→ Activity:
Lines from the listing that hold the string "Calendar" are what you should return.

══ Given information

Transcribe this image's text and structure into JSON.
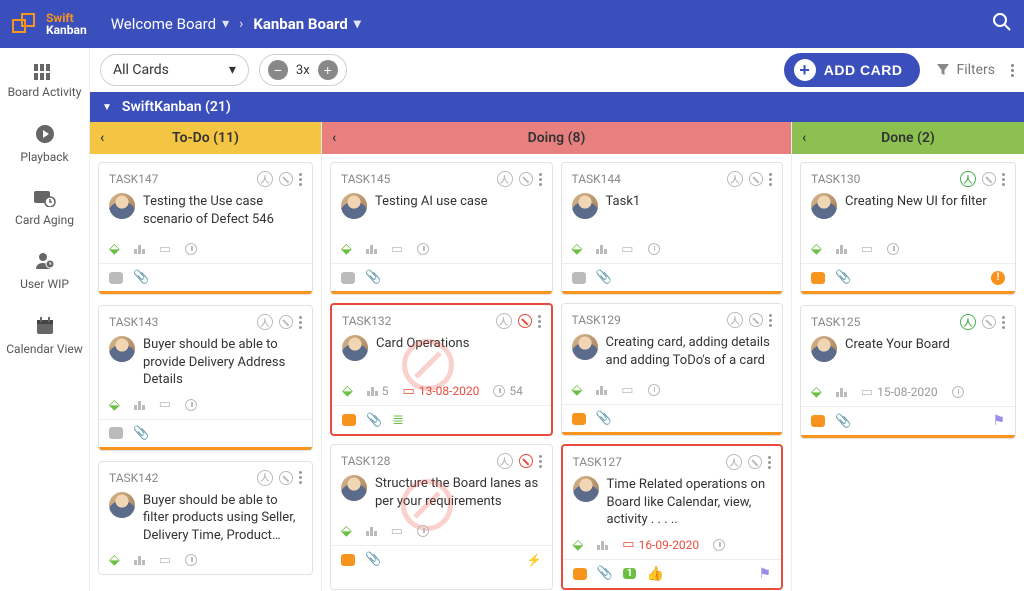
{
  "brand": {
    "line1": "Swift",
    "line2": "Kanban"
  },
  "breadcrumb": {
    "parent": "Welcome Board",
    "current": "Kanban Board"
  },
  "nav": {
    "items": [
      {
        "label": "Board Activity"
      },
      {
        "label": "Playback"
      },
      {
        "label": "Card Aging"
      },
      {
        "label": "User WIP"
      },
      {
        "label": "Calendar View"
      }
    ]
  },
  "toolbar": {
    "filter_dropdown": "All Cards",
    "zoom_level": "3x",
    "add_card_label": "ADD CARD",
    "filters_label": "Filters"
  },
  "lane": {
    "title": "SwiftKanban (21)"
  },
  "columns": {
    "todo": {
      "title": "To-Do (11)"
    },
    "doing": {
      "title": "Doing (8)"
    },
    "done": {
      "title": "Done (2)"
    }
  },
  "cards": {
    "todo": [
      {
        "id": "TASK147",
        "title": "Testing the Use case scenario of Defect 546"
      },
      {
        "id": "TASK143",
        "title": "Buyer should be able to provide Delivery Address Details"
      },
      {
        "id": "TASK142",
        "title": "Buyer should be able to filter products using Seller, Delivery Time, Product…"
      }
    ],
    "doing": [
      {
        "id": "TASK145",
        "title": "Testing AI use case"
      },
      {
        "id": "TASK144",
        "title": "Task1"
      },
      {
        "id": "TASK132",
        "title": "Card Operations",
        "blocked": true,
        "count1": "5",
        "due": "13-08-2020",
        "count2": "54"
      },
      {
        "id": "TASK129",
        "title": "Creating card, adding details and adding ToDo's of a card"
      },
      {
        "id": "TASK128",
        "title": "Structure the Board lanes as per your requirements",
        "blocked_icon": true
      },
      {
        "id": "TASK127",
        "title": "Time Related operations on Board like Calendar, view, activity . . . ..",
        "blocked": true,
        "due": "16-09-2020",
        "thumbs": "1"
      }
    ],
    "done": [
      {
        "id": "TASK130",
        "title": "Creating New UI for filter"
      },
      {
        "id": "TASK125",
        "title": "Create Your Board",
        "due": "15-08-2020"
      }
    ]
  }
}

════

→ Response to the task:
        "label": "Calendar View"
        "title": "Time Related operations on Board like Calendar, view, activity . . . ..",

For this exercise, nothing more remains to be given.